App and web page records
--------------------------------

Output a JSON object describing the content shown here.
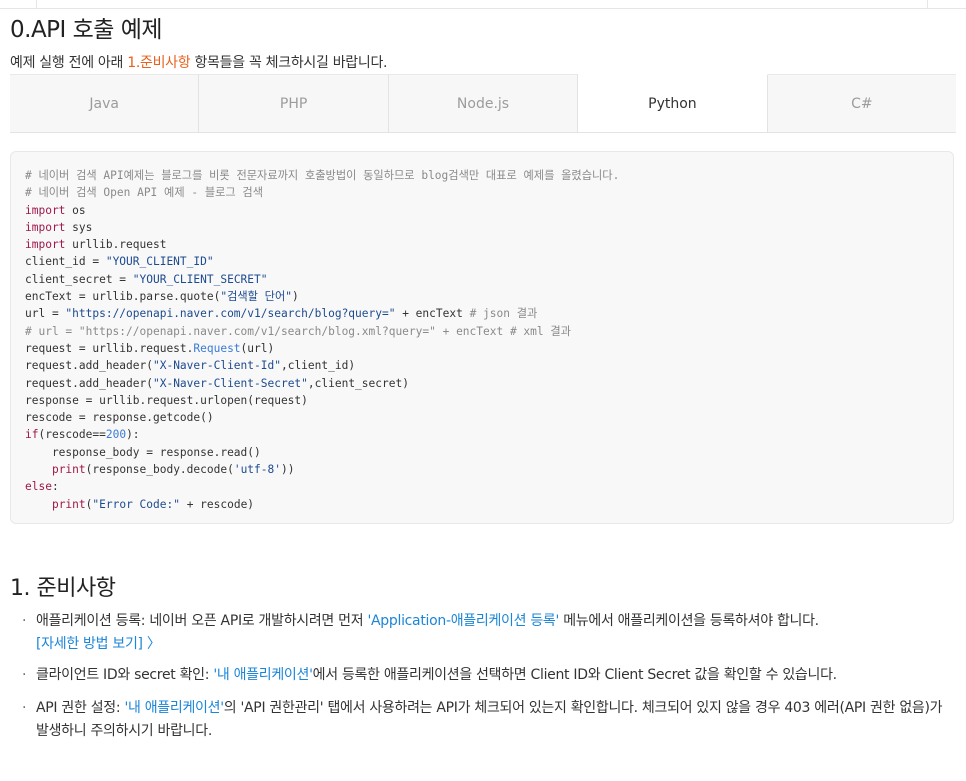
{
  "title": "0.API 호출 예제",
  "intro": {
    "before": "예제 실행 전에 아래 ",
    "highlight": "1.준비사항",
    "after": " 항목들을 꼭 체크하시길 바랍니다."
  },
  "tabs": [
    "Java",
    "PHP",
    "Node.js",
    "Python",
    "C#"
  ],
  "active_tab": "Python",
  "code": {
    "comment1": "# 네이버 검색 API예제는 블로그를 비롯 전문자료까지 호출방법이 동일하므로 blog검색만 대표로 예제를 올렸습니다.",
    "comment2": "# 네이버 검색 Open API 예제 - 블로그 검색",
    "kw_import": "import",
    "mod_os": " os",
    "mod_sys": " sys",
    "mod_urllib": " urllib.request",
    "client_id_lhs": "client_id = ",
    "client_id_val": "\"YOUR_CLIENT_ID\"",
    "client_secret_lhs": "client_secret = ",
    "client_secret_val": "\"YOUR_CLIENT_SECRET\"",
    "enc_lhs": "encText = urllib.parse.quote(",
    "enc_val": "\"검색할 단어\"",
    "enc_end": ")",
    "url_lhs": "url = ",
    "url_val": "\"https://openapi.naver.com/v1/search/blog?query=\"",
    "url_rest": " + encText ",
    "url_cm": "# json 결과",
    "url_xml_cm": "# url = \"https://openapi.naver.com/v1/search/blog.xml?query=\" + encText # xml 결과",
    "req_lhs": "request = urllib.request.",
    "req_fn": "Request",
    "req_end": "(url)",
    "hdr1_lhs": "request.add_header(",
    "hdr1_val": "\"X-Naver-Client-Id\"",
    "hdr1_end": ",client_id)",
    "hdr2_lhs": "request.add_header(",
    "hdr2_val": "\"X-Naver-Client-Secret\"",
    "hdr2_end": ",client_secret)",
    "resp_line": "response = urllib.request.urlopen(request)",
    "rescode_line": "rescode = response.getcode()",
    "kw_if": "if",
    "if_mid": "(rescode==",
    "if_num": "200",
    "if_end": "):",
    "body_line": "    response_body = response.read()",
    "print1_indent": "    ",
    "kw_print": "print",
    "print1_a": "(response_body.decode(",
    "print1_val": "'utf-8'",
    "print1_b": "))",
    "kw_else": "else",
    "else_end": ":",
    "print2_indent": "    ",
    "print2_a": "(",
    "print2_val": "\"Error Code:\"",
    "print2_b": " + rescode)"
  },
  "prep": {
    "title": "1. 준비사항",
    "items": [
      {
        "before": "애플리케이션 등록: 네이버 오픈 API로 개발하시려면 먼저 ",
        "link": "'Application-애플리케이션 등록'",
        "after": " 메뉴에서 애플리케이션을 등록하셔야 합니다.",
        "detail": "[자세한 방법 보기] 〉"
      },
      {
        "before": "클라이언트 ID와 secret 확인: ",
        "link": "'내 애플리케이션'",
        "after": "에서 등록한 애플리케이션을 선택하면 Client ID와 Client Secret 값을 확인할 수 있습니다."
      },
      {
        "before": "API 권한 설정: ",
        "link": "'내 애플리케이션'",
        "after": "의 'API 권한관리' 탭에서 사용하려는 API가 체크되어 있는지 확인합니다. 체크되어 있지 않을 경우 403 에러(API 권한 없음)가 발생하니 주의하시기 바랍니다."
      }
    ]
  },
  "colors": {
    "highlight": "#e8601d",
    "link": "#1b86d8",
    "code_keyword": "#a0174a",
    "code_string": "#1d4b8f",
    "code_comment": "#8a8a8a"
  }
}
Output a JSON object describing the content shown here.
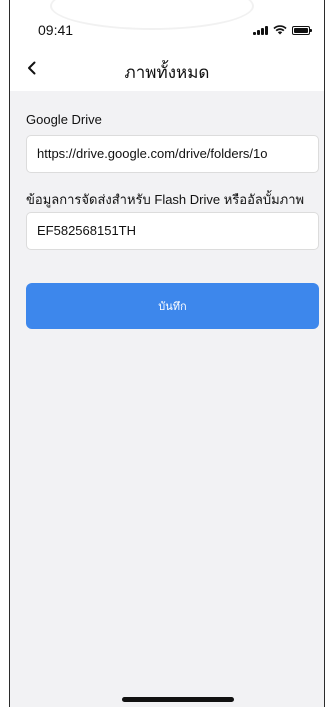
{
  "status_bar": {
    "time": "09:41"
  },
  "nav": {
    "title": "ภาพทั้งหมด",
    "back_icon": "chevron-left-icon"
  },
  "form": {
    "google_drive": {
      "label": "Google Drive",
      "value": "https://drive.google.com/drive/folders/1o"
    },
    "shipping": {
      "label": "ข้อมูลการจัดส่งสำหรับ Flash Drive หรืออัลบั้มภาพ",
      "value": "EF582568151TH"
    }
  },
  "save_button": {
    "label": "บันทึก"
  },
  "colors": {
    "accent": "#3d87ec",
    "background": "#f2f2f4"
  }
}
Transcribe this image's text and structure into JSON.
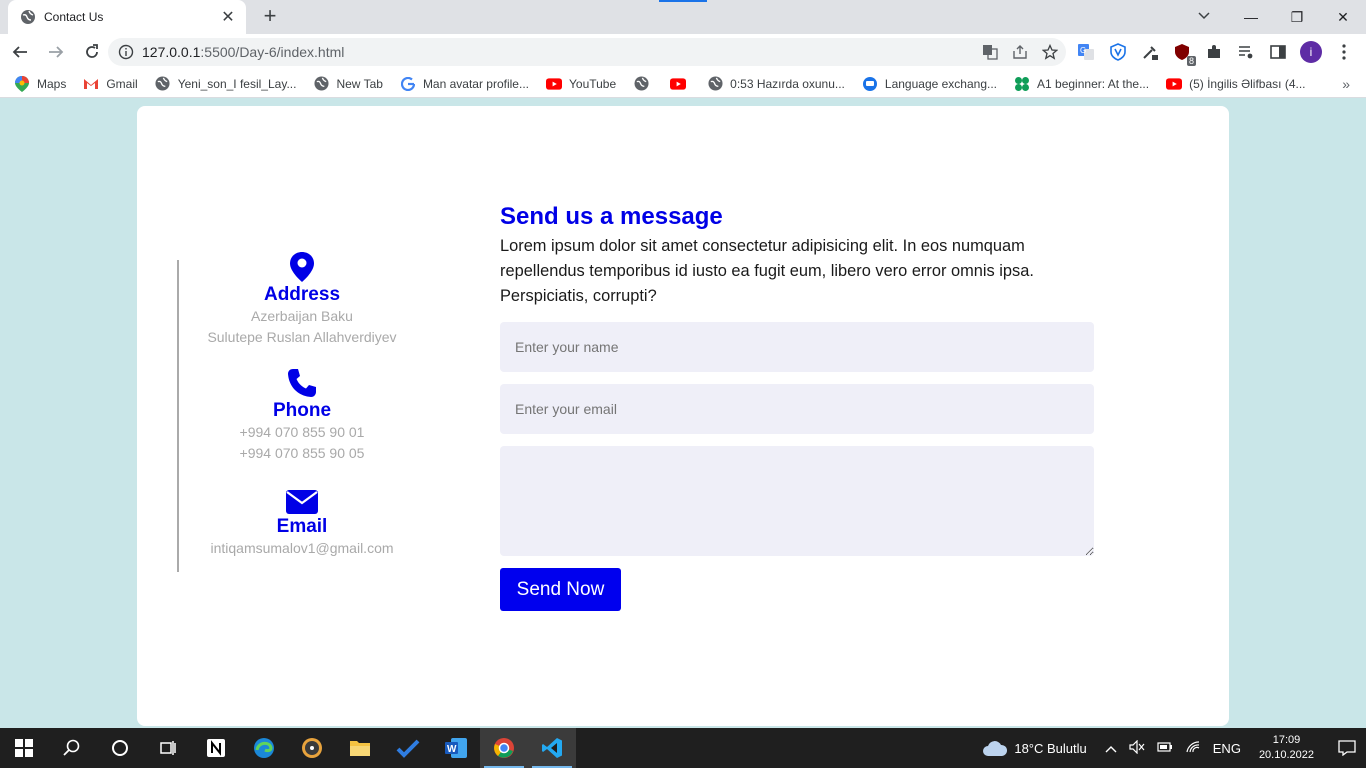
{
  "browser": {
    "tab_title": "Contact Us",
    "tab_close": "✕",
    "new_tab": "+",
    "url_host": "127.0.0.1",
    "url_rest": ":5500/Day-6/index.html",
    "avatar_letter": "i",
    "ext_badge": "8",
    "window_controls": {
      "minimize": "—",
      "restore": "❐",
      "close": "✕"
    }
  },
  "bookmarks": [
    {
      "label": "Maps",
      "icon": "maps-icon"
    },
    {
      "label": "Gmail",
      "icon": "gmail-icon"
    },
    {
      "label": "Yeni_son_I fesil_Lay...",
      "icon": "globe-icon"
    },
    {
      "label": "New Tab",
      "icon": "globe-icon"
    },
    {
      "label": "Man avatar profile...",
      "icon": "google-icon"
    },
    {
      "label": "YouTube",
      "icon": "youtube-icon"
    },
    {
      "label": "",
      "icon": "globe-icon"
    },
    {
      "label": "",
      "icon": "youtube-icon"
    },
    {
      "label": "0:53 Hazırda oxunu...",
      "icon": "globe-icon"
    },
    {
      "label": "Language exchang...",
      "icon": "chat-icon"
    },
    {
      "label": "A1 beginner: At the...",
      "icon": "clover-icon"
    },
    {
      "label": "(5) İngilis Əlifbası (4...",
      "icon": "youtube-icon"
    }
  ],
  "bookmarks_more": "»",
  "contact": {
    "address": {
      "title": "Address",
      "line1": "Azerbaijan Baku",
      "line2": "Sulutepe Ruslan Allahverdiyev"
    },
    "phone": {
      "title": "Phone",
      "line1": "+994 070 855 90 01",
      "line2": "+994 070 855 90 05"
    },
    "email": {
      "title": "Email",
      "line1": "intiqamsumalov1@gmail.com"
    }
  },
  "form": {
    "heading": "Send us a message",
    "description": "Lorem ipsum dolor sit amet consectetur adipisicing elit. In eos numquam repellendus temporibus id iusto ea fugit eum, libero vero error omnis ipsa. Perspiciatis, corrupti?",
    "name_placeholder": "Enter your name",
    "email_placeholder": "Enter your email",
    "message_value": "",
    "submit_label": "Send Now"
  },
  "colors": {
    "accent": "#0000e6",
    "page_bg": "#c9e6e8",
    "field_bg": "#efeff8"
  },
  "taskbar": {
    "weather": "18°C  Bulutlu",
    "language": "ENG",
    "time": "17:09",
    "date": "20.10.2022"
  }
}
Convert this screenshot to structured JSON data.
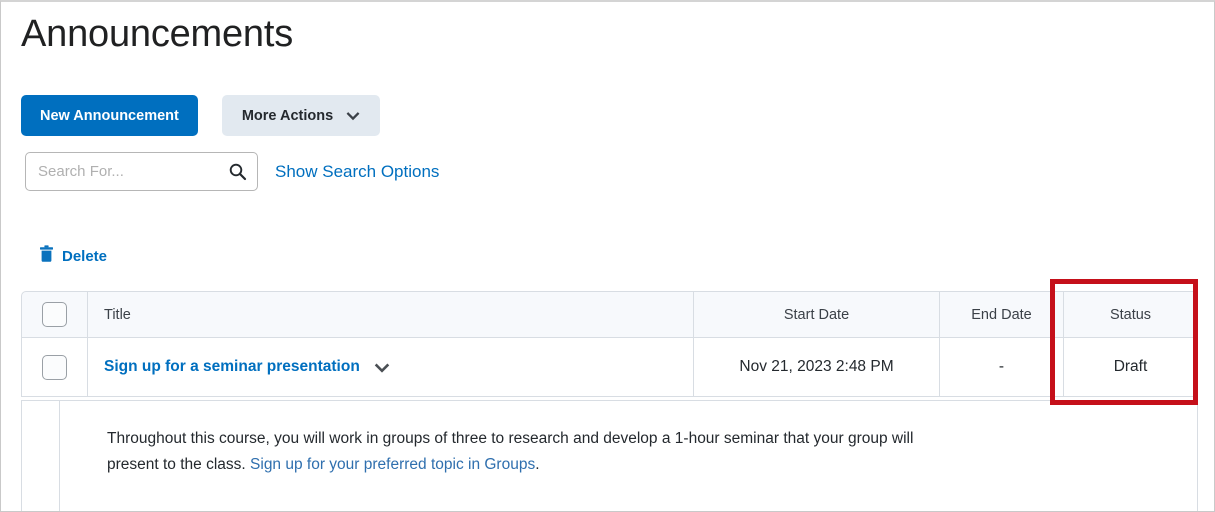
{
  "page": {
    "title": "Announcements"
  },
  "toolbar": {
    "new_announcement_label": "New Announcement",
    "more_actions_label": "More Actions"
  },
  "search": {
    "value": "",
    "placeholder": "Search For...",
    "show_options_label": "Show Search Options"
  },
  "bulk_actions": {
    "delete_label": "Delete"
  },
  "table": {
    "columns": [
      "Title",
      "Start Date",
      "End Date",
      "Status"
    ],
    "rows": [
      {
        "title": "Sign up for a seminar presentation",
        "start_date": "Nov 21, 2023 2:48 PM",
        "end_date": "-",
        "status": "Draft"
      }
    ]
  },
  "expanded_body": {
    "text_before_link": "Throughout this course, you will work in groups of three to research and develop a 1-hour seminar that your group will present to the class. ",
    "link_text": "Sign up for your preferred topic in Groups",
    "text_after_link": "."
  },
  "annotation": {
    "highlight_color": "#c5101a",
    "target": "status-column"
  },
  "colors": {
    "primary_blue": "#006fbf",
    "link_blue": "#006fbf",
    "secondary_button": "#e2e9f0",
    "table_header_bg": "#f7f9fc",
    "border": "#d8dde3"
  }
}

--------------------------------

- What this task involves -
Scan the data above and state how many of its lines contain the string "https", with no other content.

- Output of the exercise -
3